Unlike many other congregational religions, we in the Temple are more like the cunning folk of old, being service-based. There are specific costs for classes, events, or specific work beyond pastoral care. Some would critique that one cannot charge for mystical training, and I’ve struggled with that as well, though I was charged for my initial training and appreciate the clarity of the relationship and the clearly marked rights and requirements between both parties. There was a distinct sense of beginning, middle, and end to all agreements, and what options were next. In other models, what you “owe” is not always clearly spelled out. I was speaking to a friend in several initiatory groups who jokes that “you always pay, one way or another.” I think there is some truth to that. Sometimes we get mired in oaths of loyalty we feel obligated to follow, even when we believe our teacher to be wrong. And I think of all the amazing spiritual things that I have also paid for in terms of art, music, literature, and lessons to practice art, music, and writing myself. Were they any less meaningful than my magick? No. They are framed differently, but still deeply magickal and spiritual on my life path.

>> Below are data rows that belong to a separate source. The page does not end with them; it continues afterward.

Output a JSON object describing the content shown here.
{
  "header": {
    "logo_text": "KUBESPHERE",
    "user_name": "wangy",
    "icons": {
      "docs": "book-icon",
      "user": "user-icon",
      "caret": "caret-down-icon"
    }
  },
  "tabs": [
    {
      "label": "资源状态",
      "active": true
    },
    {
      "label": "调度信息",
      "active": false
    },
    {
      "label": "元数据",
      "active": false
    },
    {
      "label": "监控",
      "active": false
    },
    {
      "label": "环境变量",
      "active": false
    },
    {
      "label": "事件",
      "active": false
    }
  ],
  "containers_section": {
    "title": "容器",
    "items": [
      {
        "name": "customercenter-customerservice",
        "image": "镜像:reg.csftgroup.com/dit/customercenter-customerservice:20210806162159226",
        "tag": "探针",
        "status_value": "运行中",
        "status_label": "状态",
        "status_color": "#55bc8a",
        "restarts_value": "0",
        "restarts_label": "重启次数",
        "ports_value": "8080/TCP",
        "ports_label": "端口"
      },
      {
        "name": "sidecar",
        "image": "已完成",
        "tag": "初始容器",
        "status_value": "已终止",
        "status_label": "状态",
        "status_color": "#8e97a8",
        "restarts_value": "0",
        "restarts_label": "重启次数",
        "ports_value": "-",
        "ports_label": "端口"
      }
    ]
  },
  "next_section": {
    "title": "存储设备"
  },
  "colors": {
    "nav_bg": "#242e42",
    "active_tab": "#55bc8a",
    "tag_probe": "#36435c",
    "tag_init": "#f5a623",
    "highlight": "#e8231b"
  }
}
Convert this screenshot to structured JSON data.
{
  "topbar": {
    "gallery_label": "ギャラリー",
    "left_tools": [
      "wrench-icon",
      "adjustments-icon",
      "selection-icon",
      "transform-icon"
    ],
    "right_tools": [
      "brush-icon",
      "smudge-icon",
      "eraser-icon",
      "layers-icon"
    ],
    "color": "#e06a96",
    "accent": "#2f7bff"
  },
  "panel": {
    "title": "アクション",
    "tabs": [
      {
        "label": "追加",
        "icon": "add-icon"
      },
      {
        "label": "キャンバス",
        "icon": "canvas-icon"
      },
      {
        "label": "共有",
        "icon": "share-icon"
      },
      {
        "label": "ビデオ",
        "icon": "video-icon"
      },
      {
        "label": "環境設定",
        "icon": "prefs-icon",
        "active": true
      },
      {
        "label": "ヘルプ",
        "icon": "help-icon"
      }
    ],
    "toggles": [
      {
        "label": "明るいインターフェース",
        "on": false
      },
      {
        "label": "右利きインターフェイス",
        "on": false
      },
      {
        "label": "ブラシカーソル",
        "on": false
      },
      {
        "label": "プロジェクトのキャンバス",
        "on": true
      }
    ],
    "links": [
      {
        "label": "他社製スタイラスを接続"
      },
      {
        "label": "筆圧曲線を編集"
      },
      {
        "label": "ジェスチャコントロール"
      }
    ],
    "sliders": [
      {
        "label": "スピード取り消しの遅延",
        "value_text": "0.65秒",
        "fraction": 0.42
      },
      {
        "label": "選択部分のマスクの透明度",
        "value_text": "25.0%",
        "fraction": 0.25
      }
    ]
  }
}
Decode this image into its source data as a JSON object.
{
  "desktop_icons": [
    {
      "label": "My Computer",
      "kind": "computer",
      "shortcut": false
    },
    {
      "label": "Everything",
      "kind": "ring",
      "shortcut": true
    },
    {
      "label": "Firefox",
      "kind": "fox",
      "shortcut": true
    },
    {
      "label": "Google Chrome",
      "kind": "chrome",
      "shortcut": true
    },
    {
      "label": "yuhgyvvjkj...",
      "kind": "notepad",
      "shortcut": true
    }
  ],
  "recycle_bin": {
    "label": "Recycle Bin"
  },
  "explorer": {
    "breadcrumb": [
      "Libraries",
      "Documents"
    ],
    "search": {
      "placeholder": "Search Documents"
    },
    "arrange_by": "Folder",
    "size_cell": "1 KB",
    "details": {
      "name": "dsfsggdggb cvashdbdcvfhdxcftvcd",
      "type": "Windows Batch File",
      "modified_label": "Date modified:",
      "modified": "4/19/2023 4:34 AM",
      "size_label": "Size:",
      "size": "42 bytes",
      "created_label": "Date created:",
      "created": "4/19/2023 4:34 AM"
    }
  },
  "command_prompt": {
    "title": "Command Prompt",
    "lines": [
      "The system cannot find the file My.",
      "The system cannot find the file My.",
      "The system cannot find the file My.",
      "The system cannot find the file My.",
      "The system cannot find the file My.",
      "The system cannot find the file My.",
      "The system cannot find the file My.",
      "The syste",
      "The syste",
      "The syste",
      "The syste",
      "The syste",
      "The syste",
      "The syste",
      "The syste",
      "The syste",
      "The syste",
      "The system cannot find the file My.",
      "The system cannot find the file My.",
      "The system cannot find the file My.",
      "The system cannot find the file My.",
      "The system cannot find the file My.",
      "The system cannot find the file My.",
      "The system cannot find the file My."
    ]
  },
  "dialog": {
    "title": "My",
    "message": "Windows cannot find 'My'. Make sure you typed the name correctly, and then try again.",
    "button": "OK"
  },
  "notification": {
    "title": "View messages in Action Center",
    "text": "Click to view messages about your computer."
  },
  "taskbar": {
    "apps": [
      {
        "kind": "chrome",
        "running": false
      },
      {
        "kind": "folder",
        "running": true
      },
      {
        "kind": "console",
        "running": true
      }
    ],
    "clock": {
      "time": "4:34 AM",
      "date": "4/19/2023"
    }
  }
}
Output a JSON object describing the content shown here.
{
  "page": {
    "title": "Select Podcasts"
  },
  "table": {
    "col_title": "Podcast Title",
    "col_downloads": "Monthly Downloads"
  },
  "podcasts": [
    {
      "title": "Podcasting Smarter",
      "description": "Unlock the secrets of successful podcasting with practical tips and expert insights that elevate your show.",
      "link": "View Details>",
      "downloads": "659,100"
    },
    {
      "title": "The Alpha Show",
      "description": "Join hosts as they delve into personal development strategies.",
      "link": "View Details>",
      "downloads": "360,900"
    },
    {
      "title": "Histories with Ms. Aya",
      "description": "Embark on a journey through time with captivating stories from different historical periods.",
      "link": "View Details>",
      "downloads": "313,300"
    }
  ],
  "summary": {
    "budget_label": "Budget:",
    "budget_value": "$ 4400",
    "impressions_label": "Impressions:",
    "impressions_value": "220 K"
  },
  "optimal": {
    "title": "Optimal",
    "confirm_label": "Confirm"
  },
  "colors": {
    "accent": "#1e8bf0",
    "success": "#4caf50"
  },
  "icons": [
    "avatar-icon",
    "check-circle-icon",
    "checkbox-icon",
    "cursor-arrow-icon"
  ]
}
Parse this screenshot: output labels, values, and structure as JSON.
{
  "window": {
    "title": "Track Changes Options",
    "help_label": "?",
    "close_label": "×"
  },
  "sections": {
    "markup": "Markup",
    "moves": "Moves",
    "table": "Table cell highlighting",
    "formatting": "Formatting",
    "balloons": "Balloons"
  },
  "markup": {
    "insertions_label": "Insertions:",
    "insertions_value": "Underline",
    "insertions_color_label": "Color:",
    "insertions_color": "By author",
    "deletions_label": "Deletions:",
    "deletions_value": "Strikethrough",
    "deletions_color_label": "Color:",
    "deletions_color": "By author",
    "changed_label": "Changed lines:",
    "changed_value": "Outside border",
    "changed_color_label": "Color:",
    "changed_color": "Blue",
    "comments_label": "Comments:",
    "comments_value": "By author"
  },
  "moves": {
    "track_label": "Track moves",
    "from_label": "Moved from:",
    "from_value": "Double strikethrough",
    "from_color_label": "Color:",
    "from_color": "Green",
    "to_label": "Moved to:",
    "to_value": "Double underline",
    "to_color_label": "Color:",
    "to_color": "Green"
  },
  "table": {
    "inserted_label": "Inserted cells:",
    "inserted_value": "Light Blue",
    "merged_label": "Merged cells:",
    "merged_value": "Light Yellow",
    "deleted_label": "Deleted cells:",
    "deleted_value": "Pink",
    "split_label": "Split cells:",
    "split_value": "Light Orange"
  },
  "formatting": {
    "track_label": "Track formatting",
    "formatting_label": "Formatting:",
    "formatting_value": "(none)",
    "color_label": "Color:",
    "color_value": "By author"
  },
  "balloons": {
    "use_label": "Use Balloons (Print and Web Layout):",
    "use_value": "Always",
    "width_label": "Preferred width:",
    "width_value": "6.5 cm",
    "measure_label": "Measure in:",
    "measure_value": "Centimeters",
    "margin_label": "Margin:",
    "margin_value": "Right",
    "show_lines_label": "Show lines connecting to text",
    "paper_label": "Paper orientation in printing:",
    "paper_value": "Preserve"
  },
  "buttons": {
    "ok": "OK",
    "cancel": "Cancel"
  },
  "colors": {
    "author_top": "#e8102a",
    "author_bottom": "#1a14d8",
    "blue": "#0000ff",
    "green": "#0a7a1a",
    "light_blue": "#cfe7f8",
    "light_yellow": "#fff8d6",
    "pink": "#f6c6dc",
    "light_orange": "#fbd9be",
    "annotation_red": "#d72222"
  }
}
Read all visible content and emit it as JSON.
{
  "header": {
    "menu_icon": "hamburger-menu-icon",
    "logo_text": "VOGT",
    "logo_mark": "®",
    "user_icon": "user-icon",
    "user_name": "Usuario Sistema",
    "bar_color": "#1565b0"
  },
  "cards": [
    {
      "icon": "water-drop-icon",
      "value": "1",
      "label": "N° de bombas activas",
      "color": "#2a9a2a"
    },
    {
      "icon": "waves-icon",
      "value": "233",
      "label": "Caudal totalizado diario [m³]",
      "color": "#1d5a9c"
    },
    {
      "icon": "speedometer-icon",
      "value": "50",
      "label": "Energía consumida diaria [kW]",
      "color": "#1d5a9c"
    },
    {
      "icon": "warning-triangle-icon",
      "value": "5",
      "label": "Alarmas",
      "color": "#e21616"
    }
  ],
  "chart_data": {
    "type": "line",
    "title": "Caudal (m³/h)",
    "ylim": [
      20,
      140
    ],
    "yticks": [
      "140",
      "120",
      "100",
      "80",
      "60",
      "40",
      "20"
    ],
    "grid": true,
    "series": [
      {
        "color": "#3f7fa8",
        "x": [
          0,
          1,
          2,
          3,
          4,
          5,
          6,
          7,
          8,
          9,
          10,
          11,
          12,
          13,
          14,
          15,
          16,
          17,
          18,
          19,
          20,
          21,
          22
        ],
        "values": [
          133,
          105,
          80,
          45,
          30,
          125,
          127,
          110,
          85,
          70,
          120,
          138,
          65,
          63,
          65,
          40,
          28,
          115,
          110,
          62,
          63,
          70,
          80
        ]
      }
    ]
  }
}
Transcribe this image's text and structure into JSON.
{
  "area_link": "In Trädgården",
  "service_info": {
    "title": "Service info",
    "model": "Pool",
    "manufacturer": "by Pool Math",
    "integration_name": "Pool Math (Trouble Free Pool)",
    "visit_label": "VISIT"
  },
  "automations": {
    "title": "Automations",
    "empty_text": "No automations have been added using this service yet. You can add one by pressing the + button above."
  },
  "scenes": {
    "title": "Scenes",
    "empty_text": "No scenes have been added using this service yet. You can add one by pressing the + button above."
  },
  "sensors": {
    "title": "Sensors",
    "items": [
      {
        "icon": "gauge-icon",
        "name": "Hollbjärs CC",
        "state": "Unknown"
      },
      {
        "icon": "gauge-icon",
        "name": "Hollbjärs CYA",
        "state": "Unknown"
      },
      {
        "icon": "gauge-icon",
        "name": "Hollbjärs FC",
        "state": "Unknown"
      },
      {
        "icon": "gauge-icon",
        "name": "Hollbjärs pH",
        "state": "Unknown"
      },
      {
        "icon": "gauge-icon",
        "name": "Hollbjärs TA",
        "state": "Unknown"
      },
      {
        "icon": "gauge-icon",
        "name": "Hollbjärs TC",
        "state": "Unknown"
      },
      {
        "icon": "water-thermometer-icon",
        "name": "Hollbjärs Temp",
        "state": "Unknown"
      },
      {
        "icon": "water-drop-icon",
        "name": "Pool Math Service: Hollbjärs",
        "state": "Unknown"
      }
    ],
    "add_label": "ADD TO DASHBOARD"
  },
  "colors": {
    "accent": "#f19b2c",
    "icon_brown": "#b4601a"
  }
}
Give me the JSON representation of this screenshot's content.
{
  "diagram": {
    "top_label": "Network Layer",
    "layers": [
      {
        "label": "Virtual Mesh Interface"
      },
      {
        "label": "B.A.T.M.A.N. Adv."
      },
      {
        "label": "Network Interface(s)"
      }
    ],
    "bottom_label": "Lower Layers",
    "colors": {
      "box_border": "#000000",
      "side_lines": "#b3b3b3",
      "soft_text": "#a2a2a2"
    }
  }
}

We offer pastoral care to students in the mystery school, and there is a supportive community body of members, students, initiates, and ministers to aid. You can volunteer and share in experiences, find some work study programs, apply for scholarships, or attend quite a few free events and partake in free resources. If you want specific expertise or private counsel, healing, or divination, you might book a session with a professional who can offer those services to you. Unlike a congregation where weekly tithing is often the order, you only pay for the professional services you receive.

There are no yearly dues, and one does not lose membership from lack of attendance of events or classes. We have members of the tradition who show up to things sporadically as time allows, going back to the 1990s as their time of initiation. We have many wonderful community members whose initiatory path is elsewhere for a personal focus, but we enjoy our time together for kinship, community events, and magickal projects. And I’m sure we will keep that ethos, even when facing the projects of community center funding, just one of our multi-generational dreams for our community.

While church implies congregation—and perhaps in the eye of the government giving us nonprofit status, we have a congregation—as a Witch, I see us as a mystical order with many different options of participation, where everyone can come together in community, but is also free to come and go as they please in the pursuit of their own mystical attainment. It’s not a coven. It’s not a congregation. It’s a secret society with an open secret and public listings. It’s a magickal order that clearly marks where the entrance and exit is. And I don’t think I would have it any other way.

Temple of Witchcraft